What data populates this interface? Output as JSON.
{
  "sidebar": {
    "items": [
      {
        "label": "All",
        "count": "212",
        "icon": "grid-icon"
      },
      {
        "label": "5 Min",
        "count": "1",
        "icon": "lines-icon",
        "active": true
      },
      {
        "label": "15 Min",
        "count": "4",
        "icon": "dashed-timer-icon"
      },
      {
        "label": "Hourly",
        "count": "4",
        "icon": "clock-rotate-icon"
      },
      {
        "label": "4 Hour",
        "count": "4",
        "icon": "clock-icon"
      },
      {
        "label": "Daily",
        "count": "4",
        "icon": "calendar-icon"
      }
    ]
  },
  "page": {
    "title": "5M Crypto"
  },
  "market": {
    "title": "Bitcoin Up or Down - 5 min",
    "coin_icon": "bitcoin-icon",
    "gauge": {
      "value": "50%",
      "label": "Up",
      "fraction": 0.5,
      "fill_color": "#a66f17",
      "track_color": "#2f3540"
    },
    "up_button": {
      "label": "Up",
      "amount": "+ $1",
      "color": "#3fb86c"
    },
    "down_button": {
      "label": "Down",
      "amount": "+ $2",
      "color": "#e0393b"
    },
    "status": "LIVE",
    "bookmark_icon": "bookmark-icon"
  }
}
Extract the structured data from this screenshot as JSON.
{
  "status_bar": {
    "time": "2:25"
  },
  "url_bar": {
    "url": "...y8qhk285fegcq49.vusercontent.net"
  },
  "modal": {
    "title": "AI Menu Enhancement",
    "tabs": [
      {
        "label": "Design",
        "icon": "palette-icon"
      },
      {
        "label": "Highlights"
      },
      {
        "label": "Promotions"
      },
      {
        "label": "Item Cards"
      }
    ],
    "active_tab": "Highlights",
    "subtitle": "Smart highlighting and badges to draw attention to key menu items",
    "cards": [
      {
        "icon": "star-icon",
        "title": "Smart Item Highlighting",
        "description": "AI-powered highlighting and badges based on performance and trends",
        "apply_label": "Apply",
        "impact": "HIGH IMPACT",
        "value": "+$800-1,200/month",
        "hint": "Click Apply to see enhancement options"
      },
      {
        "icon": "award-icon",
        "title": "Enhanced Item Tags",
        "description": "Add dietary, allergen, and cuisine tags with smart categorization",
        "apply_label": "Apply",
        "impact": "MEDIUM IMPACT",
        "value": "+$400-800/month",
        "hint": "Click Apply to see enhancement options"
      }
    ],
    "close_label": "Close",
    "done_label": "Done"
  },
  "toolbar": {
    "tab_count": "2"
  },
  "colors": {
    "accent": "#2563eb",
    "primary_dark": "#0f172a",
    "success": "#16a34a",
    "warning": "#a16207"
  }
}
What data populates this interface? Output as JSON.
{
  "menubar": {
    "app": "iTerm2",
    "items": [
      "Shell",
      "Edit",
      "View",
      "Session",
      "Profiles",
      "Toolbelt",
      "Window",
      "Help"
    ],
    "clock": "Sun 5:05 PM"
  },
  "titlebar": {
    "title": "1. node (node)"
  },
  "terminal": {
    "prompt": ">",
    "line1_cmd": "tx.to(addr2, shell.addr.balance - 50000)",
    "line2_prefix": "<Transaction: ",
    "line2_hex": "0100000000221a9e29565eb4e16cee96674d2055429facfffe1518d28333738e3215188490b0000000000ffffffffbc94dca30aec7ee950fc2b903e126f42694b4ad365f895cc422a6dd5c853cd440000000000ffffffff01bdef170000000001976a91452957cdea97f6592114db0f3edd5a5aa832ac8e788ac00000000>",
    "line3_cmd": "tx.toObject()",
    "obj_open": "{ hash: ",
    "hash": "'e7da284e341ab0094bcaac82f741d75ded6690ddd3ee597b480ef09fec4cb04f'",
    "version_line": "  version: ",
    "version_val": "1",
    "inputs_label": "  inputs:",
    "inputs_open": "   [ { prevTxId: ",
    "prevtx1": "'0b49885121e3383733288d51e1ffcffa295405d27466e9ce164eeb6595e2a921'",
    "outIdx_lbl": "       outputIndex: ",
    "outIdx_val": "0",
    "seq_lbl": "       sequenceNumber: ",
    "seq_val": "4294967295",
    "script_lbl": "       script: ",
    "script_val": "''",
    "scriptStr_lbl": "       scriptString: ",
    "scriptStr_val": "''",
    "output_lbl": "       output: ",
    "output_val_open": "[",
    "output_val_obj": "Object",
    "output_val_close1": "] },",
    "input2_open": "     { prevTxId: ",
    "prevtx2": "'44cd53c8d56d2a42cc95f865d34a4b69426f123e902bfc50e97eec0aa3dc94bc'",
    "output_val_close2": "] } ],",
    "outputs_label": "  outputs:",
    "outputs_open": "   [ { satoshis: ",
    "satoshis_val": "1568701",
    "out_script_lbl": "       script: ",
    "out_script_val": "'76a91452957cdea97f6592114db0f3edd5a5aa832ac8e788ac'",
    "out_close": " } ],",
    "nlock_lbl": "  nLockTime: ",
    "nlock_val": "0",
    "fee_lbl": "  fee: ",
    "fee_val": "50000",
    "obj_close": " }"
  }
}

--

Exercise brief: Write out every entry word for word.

Expected answer:
What data populates this interface? Output as JSON.
{
  "sidebar": {
    "items": [
      {
        "label": "All",
        "count": "212",
        "icon": "grid-icon"
      },
      {
        "label": "5 Min",
        "count": "1",
        "icon": "lines-icon",
        "active": true
      },
      {
        "label": "15 Min",
        "count": "4",
        "icon": "dashed-timer-icon"
      },
      {
        "label": "Hourly",
        "count": "4",
        "icon": "clock-rotate-icon"
      },
      {
        "label": "4 Hour",
        "count": "4",
        "icon": "clock-icon"
      },
      {
        "label": "Daily",
        "count": "4",
        "icon": "calendar-icon"
      }
    ]
  },
  "page": {
    "title": "5M Crypto"
  },
  "market": {
    "title": "Bitcoin Up or Down - 5 min",
    "coin_icon": "bitcoin-icon",
    "gauge": {
      "value": "50%",
      "label": "Up",
      "fraction": 0.5,
      "fill_color": "#a66f17",
      "track_color": "#2f3540"
    },
    "up_button": {
      "label": "Up",
      "amount": "+ $1",
      "color": "#3fb86c"
    },
    "down_button": {
      "label": "Down",
      "amount": "+ $2",
      "color": "#e0393b"
    },
    "status": "LIVE",
    "bookmark_icon": "bookmark-icon"
  }
}
Extract the structured data from this screenshot as JSON.
{
  "status_bar": {
    "time": "2:25"
  },
  "url_bar": {
    "url": "...y8qhk285fegcq49.vusercontent.net"
  },
  "modal": {
    "title": "AI Menu Enhancement",
    "tabs": [
      {
        "label": "Design",
        "icon": "palette-icon"
      },
      {
        "label": "Highlights"
      },
      {
        "label": "Promotions"
      },
      {
        "label": "Item Cards"
      }
    ],
    "active_tab": "Highlights",
    "subtitle": "Smart highlighting and badges to draw attention to key menu items",
    "cards": [
      {
        "icon": "star-icon",
        "title": "Smart Item Highlighting",
        "description": "AI-powered highlighting and badges based on performance and trends",
        "apply_label": "Apply",
        "impact": "HIGH IMPACT",
        "value": "+$800-1,200/month",
        "hint": "Click Apply to see enhancement options"
      },
      {
        "icon": "award-icon",
        "title": "Enhanced Item Tags",
        "description": "Add dietary, allergen, and cuisine tags with smart categorization",
        "apply_label": "Apply",
        "impact": "MEDIUM IMPACT",
        "value": "+$400-800/month",
        "hint": "Click Apply to see enhancement options"
      }
    ],
    "close_label": "Close",
    "done_label": "Done"
  },
  "toolbar": {
    "tab_count": "2"
  },
  "colors": {
    "accent": "#2563eb",
    "primary_dark": "#0f172a",
    "success": "#16a34a",
    "warning": "#a16207"
  }
}
What data populates this interface? Output as JSON.
{
  "menubar": {
    "app": "iTerm2",
    "items": [
      "Shell",
      "Edit",
      "View",
      "Session",
      "Profiles",
      "Toolbelt",
      "Window",
      "Help"
    ],
    "clock": "Sun 5:05 PM"
  },
  "titlebar": {
    "title": "1. node (node)"
  },
  "terminal": {
    "prompt": ">",
    "line1_cmd": "tx.to(addr2, shell.addr.balance - 50000)",
    "line2_prefix": "<Transaction: ",
    "line2_hex": "0100000000221a9e29565eb4e16cee96674d2055429facfffe1518d28333738e3215188490b0000000000ffffffffbc94dca30aec7ee950fc2b903e126f42694b4ad365f895cc422a6dd5c853cd440000000000ffffffff01bdef170000000001976a91452957cdea97f6592114db0f3edd5a5aa832ac8e788ac00000000>",
    "line3_cmd": "tx.toObject()",
    "obj_open": "{ hash: ",
    "hash": "'e7da284e341ab0094bcaac82f741d75ded6690ddd3ee597b480ef09fec4cb04f'",
    "version_line": "  version: ",
    "version_val": "1",
    "inputs_label": "  inputs:",
    "inputs_open": "   [ { prevTxId: ",
    "prevtx1": "'0b49885121e3383733288d51e1ffcffa295405d27466e9ce164eeb6595e2a921'",
    "outIdx_lbl": "       outputIndex: ",
    "outIdx_val": "0",
    "seq_lbl": "       sequenceNumber: ",
    "seq_val": "4294967295",
    "script_lbl": "       script: ",
    "script_val": "''",
    "scriptStr_lbl": "       scriptString: ",
    "scriptStr_val": "''",
    "output_lbl": "       output: ",
    "output_val_open": "[",
    "output_val_obj": "Object",
    "output_val_close1": "] },",
    "input2_open": "     { prevTxId: ",
    "prevtx2": "'44cd53c8d56d2a42cc95f865d34a4b69426f123e902bfc50e97eec0aa3dc94bc'",
    "output_val_close2": "] } ],",
    "outputs_label": "  outputs:",
    "outputs_open": "   [ { satoshis: ",
    "satoshis_val": "1568701",
    "out_script_lbl": "       script: ",
    "out_script_val": "'76a91452957cdea97f6592114db0f3edd5a5aa832ac8e788ac'",
    "out_close": " } ],",
    "nlock_lbl": "  nLockTime: ",
    "nlock_val": "0",
    "fee_lbl": "  fee: ",
    "fee_val": "50000",
    "obj_close": " }"
  }
}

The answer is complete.